__What is required__: Retype the entries in full, exactly.

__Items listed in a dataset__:

+++

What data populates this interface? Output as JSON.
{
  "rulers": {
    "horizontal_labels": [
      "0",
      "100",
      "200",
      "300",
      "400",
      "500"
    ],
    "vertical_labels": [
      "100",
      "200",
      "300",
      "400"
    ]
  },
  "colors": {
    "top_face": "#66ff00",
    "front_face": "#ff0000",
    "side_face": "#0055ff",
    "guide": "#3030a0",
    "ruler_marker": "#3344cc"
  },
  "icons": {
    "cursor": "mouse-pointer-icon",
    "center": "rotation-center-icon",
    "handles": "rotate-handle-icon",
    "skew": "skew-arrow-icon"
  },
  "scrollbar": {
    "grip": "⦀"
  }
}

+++

__Response to the exercise__:
What data populates this interface? Output as JSON.
{
  "rulers": {
    "horizontal_labels": [
      "0",
      "100",
      "200",
      "300",
      "400",
      "500"
    ],
    "vertical_labels": [
      "100",
      "200",
      "300",
      "400"
    ]
  },
  "colors": {
    "top_face": "#66ff00",
    "front_face": "#ff0000",
    "side_face": "#0055ff",
    "guide": "#3030a0",
    "ruler_marker": "#3344cc"
  },
  "icons": {
    "cursor": "mouse-pointer-icon",
    "center": "rotation-center-icon",
    "handles": "rotate-handle-icon",
    "skew": "skew-arrow-icon"
  },
  "scrollbar": {
    "grip": "⦀"
  }
}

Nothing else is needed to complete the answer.